■ Exercise objective
Copy each line below as it stands, but skip any picture it contains.
Segment Start: Data for the task
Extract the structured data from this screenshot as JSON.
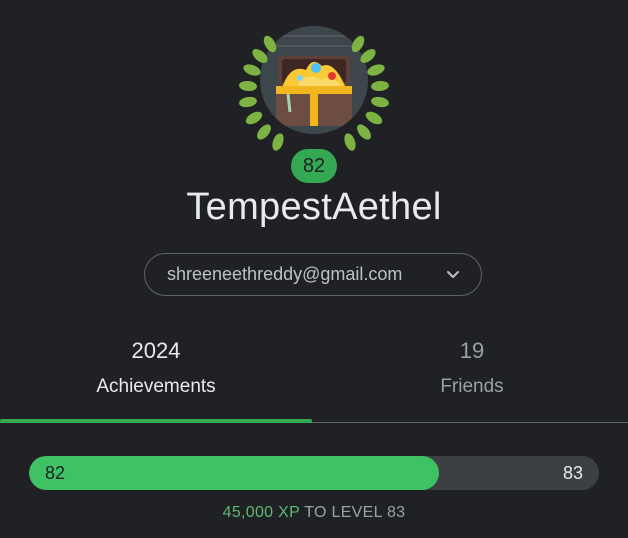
{
  "profile": {
    "username": "TempestAethel",
    "level": "82",
    "account_email": "shreeneethreddy@gmail.com"
  },
  "tabs": [
    {
      "count": "2024",
      "label": "Achievements",
      "selected": true
    },
    {
      "count": "19",
      "label": "Friends",
      "selected": false
    }
  ],
  "xp": {
    "current_level": "82",
    "next_level": "83",
    "progress_fraction": 0.72,
    "amount": "45,000 XP",
    "suffix": "TO LEVEL 83"
  },
  "colors": {
    "background": "#202124",
    "accent": "#34a853",
    "laurel": "#7cb342"
  },
  "icons": {
    "avatar": "treasure-chest-avatar",
    "laurel": "laurel-wreath-icon",
    "account_switcher": "chevron-down-icon"
  }
}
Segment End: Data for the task
■ Completed exercise
Extract the structured data from this screenshot as JSON.
{
  "profile": {
    "username": "TempestAethel",
    "level": "82",
    "account_email": "shreeneethreddy@gmail.com"
  },
  "tabs": [
    {
      "count": "2024",
      "label": "Achievements",
      "selected": true
    },
    {
      "count": "19",
      "label": "Friends",
      "selected": false
    }
  ],
  "xp": {
    "current_level": "82",
    "next_level": "83",
    "progress_fraction": 0.72,
    "amount": "45,000 XP",
    "suffix": "TO LEVEL 83"
  },
  "colors": {
    "background": "#202124",
    "accent": "#34a853",
    "laurel": "#7cb342"
  },
  "icons": {
    "avatar": "treasure-chest-avatar",
    "laurel": "laurel-wreath-icon",
    "account_switcher": "chevron-down-icon"
  }
}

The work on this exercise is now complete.